As a relatively new driver, she says: “You have to get used to fitting the van into small places - a large amount of my driving is reversing and I have to avoid hitting my customers’ cars. It meant my driving confidence increased fast.”
However, if you’re looking for a life on the road, a mobile franchise may not always suit you, because many franchisors go to great lengths to minimise the time their franchisees spend driving. The more time you spend driving, the less you spend making money.
Lisa Law, national franchise manager at Snap-On, says: “A Snap-on franchisee’s mileage is less than 10,000 a year. Efficient route planning is key.” A team of representatives surveys a territory before a franchisee launches to identify customers and confirm visits. Software plots the information on a map.
“The software then plots the franchisee’s day around about 20 garage visits,” Lisa says. “This maximises sales time and minimises driving.”
Efficient route planning saves time and cuts fuel bills, which can eat into profits. Most mobile franchises also involve work back at home, whether stocking up the van or administration.
New technology can cut the time involved here too. In fact, Louise Harris, franchise director at Wilkins Chimney Sweep, says the company’s new bespoke software and communications system is giving back up to two hours a day to its franchisees.
“It’s a tablet-based system that eliminates a huge amount of the admin they used to have to do at home,” she explains. “In busy periods, it gives them back up to two extra hours a day.”
The system was introduced at the same time as a new call handling service, so franchisees no longer need to follow up customer calls in the evenings and daily routes now appear on the tablets, based on the bookings received by the call handlers.
Forms certifying chimney sweeps have been carried out can be signed by customers on the tablet, cutting paperwork.
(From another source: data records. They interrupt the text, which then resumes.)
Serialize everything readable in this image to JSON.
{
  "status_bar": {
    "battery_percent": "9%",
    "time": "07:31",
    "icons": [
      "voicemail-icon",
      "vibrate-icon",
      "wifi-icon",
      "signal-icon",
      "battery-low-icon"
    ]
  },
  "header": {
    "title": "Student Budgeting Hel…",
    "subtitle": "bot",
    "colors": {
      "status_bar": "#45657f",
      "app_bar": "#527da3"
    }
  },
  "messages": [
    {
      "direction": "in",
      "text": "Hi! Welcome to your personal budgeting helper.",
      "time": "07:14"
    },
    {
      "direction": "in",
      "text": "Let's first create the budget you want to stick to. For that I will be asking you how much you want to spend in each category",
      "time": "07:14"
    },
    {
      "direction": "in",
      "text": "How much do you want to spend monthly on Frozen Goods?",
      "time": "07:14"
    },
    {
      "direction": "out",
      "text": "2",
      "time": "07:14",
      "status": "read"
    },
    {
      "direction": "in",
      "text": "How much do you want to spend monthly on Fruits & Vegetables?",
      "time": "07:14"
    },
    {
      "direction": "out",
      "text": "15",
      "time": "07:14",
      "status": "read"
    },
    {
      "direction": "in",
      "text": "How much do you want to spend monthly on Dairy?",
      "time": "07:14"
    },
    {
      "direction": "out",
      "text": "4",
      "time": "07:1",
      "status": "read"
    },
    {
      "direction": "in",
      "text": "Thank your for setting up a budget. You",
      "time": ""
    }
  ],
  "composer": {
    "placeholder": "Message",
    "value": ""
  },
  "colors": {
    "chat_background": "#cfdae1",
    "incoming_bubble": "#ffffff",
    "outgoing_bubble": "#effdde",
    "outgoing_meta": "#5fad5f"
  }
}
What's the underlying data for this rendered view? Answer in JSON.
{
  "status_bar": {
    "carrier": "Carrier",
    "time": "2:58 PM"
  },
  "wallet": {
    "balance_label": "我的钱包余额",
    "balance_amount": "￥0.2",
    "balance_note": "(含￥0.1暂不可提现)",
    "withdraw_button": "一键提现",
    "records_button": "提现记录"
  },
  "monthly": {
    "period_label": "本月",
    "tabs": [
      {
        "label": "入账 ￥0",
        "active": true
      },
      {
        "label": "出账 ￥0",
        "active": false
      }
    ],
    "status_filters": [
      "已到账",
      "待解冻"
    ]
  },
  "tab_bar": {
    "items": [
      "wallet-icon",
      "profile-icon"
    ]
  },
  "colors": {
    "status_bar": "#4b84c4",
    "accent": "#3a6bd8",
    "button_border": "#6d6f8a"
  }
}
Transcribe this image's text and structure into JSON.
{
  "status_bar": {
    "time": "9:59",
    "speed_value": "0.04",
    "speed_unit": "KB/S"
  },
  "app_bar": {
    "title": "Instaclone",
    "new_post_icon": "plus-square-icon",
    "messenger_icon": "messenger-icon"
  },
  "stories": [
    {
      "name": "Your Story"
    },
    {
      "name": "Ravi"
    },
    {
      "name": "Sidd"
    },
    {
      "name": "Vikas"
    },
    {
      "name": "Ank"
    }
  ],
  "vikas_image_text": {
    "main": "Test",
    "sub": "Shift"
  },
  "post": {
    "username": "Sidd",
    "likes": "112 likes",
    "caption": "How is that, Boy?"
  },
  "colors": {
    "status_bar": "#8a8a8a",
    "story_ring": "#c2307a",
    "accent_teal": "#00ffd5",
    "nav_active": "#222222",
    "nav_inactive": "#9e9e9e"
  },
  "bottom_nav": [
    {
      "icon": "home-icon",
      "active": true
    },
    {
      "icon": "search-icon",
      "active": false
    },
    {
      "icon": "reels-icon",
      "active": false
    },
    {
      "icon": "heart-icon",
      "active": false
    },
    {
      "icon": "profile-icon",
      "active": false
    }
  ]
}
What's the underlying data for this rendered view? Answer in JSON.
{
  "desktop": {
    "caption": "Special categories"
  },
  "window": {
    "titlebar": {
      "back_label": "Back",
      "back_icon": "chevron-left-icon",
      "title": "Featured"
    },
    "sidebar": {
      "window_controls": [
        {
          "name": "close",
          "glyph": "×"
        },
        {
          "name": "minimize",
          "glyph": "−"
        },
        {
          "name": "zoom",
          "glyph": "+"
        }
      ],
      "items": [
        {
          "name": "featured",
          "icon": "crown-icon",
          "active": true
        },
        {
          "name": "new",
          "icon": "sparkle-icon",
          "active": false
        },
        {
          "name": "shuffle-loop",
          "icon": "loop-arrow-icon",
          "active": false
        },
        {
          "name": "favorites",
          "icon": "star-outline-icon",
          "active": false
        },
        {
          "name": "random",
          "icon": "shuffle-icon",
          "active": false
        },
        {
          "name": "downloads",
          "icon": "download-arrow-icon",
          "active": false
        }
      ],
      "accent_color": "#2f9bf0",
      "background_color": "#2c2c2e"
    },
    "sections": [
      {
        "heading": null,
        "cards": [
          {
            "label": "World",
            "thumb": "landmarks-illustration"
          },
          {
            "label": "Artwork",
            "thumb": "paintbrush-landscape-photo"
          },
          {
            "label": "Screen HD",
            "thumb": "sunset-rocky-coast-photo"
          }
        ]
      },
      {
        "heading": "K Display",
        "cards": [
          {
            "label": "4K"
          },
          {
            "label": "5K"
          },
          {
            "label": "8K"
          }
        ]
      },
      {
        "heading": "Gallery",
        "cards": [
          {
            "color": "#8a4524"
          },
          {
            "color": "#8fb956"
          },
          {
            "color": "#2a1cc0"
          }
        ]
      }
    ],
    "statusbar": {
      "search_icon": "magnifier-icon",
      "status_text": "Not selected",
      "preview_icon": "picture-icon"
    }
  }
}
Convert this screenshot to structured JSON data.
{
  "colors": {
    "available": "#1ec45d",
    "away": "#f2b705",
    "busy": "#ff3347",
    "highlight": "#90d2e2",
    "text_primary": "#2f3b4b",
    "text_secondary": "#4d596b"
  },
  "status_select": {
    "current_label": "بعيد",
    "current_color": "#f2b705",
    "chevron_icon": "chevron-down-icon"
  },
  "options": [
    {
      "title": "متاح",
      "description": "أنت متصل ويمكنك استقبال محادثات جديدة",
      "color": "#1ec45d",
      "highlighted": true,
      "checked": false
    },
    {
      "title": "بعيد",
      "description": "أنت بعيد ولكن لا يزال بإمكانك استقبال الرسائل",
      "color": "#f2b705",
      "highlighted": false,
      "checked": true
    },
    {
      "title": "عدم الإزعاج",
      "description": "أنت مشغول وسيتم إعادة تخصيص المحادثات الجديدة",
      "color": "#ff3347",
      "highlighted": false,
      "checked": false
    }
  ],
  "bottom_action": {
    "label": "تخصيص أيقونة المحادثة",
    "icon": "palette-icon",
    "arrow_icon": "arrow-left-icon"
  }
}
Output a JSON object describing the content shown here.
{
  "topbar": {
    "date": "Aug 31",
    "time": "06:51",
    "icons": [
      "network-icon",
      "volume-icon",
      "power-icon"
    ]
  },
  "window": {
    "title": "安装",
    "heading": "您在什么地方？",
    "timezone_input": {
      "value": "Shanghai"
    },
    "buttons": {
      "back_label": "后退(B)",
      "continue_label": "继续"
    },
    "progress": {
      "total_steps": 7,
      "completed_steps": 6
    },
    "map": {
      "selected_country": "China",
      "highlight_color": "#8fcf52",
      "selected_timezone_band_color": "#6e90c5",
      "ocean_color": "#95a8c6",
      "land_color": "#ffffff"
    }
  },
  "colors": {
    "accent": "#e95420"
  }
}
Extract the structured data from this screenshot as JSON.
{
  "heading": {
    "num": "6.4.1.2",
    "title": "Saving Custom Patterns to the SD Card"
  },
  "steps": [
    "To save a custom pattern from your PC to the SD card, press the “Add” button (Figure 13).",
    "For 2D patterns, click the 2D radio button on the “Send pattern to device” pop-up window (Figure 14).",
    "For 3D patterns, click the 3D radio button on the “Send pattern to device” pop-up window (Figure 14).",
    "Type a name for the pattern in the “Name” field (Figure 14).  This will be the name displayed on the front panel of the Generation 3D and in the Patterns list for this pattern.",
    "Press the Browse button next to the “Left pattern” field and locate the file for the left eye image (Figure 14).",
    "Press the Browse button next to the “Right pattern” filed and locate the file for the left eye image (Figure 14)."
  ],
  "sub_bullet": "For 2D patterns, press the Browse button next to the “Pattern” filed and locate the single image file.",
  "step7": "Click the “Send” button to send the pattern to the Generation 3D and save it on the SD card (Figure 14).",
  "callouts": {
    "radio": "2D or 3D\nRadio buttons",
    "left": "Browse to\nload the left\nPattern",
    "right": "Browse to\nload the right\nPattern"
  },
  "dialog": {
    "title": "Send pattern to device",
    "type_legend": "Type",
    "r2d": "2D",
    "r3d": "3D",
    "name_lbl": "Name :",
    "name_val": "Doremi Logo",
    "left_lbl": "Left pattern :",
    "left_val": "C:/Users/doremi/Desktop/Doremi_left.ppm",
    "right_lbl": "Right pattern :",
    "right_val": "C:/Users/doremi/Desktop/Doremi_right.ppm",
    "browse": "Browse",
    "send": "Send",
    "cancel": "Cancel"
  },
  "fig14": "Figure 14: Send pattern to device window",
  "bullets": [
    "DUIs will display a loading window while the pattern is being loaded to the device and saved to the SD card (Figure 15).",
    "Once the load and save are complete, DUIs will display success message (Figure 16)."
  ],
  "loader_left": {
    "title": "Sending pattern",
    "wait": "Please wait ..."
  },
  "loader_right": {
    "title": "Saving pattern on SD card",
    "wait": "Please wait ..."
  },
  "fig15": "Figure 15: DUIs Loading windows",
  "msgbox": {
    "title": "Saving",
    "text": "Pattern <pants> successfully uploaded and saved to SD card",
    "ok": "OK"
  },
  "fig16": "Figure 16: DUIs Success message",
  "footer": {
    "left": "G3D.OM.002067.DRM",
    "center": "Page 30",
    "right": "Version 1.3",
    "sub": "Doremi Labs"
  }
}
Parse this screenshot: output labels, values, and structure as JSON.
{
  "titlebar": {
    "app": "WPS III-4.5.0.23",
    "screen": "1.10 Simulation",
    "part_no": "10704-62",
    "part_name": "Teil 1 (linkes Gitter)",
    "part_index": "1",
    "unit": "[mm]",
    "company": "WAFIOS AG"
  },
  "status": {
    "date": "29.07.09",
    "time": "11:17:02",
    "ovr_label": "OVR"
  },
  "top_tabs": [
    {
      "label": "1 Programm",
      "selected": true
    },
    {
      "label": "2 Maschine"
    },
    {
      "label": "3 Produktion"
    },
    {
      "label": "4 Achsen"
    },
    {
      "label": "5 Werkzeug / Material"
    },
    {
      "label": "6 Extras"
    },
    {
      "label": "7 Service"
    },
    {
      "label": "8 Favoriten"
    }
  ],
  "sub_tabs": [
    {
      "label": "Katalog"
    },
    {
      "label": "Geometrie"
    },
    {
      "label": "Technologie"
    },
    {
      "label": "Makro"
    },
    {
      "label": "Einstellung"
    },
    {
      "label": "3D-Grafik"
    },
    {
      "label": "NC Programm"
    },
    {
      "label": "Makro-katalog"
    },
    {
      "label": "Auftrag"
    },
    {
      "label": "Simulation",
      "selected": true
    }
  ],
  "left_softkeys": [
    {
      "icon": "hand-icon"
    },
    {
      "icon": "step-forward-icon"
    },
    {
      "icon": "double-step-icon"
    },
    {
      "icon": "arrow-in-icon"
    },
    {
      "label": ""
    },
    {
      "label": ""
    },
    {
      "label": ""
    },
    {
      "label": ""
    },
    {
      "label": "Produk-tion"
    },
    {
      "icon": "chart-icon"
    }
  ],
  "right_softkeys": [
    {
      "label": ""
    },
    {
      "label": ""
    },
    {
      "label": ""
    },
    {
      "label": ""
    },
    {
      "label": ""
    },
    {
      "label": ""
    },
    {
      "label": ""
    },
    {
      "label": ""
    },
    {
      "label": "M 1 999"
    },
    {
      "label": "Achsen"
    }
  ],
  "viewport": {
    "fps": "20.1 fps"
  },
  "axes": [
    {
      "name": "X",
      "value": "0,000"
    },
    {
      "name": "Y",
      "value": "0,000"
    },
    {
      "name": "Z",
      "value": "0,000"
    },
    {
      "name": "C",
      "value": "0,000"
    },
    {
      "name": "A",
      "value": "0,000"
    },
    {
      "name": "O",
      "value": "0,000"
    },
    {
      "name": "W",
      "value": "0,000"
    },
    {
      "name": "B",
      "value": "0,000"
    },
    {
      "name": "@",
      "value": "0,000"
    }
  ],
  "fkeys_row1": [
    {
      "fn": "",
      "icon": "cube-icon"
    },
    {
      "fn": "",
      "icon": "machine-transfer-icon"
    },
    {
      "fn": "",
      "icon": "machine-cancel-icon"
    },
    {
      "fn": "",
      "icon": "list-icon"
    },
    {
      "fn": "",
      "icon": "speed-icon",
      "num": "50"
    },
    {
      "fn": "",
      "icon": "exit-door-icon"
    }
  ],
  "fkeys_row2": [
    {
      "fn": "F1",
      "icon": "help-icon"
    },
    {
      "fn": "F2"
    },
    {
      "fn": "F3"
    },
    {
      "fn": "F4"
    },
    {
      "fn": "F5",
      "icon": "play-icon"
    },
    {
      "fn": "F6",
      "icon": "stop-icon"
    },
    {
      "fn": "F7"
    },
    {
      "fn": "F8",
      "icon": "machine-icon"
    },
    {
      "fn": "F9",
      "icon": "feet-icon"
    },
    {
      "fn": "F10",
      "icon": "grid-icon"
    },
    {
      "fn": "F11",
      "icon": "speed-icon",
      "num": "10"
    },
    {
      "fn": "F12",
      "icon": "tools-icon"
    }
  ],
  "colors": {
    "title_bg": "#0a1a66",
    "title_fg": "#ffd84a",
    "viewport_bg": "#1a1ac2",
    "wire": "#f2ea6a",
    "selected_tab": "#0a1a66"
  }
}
The customer automatically receives a confirmation email and reports are automatically sent to head office.
Franchisees pay £25 a month for the service, but Louise says they’re happy to do so: “It’s improved productivity - and profits - for franchisees and given them more time for themselves.”
Points to take away
It’s not all about driving - you will also need communication, sales skills and any practical skills required to deliver your service.
If you get road rage after five minutes in a traffic jam, a mobile franchise may not be for you.
Look for a franchise that offers good route planning software.
Spend at least one day out on the road with a mobile franchisee before investing.